I: The Philosophy and Psychology of Personal Identity (1988)



This book relates work in neuroscience, psychology and psychiatry to questions about what a person is and the nature of a person’s unity across a lifetime. The neuropsychiatry is now dated. The philosophy has three themes still perhaps of interest. The first is a response to Derek Parfit’s powerful and influential work on personal identity, which, like many other people, I discussed with him as he worked it out. I accept his view that there is no ego that “owns” the stream of our experiences, and the unity of a person over time is constructed out of continuities in our mental life. But I argue against Parfit’s view that personal unity thereby becomes less deep or less morally important. The second theme is an emphasis on the importance of self-creation and an attempt to work out how far it is possible. The third theme is about the way self-creation is linked to recognition by other people, and the importance of this for understanding the role of tribalism in human life.

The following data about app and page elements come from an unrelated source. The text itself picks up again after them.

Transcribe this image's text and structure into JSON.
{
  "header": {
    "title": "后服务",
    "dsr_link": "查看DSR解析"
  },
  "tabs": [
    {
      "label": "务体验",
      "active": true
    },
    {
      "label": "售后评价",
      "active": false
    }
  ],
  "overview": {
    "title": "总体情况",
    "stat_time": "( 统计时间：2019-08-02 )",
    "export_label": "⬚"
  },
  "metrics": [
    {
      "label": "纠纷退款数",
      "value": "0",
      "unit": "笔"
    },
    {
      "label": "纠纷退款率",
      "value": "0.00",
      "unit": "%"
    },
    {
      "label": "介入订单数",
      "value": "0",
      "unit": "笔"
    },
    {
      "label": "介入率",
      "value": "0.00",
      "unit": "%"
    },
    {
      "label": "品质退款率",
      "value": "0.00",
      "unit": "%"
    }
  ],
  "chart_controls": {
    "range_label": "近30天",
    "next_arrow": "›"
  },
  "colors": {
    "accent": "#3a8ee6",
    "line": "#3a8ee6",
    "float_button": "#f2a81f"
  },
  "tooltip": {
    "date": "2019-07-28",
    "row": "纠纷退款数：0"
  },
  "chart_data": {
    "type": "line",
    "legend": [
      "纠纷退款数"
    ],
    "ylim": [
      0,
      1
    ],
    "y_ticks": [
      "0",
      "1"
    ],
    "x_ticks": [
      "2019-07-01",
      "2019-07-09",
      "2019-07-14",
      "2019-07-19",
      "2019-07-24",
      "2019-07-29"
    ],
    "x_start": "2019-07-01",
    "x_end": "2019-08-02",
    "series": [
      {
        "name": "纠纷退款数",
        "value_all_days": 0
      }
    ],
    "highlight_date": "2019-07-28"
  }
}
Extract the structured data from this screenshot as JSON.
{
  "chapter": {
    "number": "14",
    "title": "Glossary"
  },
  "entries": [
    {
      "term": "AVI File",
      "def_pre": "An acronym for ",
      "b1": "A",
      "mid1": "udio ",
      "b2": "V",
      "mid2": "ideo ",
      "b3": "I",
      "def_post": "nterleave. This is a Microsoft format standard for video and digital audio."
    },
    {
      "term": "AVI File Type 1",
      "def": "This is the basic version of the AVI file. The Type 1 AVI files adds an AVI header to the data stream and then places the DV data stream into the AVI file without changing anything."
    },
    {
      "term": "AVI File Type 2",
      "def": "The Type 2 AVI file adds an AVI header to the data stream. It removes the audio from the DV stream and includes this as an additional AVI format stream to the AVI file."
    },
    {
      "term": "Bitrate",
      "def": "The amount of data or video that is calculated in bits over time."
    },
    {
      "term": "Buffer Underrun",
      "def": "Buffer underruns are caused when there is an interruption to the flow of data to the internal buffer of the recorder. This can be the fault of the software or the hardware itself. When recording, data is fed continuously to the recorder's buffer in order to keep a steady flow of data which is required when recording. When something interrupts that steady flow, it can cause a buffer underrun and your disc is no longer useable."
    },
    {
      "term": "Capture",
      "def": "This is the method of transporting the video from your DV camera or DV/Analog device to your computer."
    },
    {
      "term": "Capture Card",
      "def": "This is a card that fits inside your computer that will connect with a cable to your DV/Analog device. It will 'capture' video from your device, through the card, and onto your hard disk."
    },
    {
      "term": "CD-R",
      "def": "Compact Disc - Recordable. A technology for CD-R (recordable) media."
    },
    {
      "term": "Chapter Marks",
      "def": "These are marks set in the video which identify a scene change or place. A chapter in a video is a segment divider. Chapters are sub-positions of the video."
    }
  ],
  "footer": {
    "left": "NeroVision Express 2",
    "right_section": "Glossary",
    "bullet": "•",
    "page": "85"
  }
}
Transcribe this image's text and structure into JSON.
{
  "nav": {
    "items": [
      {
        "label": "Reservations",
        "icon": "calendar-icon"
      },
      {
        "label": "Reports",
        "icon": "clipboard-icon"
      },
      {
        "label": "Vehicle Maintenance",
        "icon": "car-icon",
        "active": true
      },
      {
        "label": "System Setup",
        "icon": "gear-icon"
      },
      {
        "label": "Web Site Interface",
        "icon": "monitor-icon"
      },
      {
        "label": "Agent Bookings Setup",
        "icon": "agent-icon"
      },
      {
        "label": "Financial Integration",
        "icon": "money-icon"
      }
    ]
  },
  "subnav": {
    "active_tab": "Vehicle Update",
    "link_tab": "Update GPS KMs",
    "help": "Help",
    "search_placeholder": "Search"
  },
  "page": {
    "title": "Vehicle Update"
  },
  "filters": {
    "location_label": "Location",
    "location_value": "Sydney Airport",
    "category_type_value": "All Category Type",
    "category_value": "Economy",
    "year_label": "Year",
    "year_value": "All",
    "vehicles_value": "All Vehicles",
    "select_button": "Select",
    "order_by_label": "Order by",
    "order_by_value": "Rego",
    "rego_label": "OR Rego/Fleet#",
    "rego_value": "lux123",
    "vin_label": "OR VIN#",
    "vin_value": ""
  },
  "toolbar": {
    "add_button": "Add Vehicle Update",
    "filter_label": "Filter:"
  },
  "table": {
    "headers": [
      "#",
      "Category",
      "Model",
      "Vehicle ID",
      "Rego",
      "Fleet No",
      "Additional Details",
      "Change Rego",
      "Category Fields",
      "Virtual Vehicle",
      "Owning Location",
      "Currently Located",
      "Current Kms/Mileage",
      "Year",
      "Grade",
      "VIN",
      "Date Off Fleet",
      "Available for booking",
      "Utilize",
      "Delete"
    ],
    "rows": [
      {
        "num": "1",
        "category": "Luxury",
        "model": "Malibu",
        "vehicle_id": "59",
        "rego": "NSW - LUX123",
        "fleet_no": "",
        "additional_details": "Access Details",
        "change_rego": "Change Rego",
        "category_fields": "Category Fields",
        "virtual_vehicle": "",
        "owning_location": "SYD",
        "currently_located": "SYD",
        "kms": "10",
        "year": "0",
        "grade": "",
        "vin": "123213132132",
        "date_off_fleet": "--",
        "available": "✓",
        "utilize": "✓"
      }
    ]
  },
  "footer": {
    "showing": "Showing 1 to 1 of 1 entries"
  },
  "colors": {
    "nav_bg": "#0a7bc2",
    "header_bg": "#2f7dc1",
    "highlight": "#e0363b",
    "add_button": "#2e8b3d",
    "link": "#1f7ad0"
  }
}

"This book is about what it is to be a person, to think of oneself as an "I". It is about the ways people think of themselves, and how they use these ideas in shaping their own distinctive characteristics. It is about how far we create ourslves."

"When a way of life does not fit with what you think you are really like, you can feel like a plant away from the light, distorted by having to twist and grope towards the sun. This analogy suggests that we might have a genetic programme to unfold, in the way plants do. But no doubt it is too simple to think that "the real me" is genetically laid down. These strong affinities we have for some kinds of life, and the sense of drowning that others give us, are likely to have been created by the interaction of our genetic make-up with thigs we have come across and responded to... We care a bit like trees would be, if they were conscious and could partly choose their direction of growth. Perhaps oaks could not become beeches, and stunted trees could not become giants, but they could influence the angle and direction of their branches. Trees thinking about determinism and free will might find it impossible to assess their own contribution to their final shape."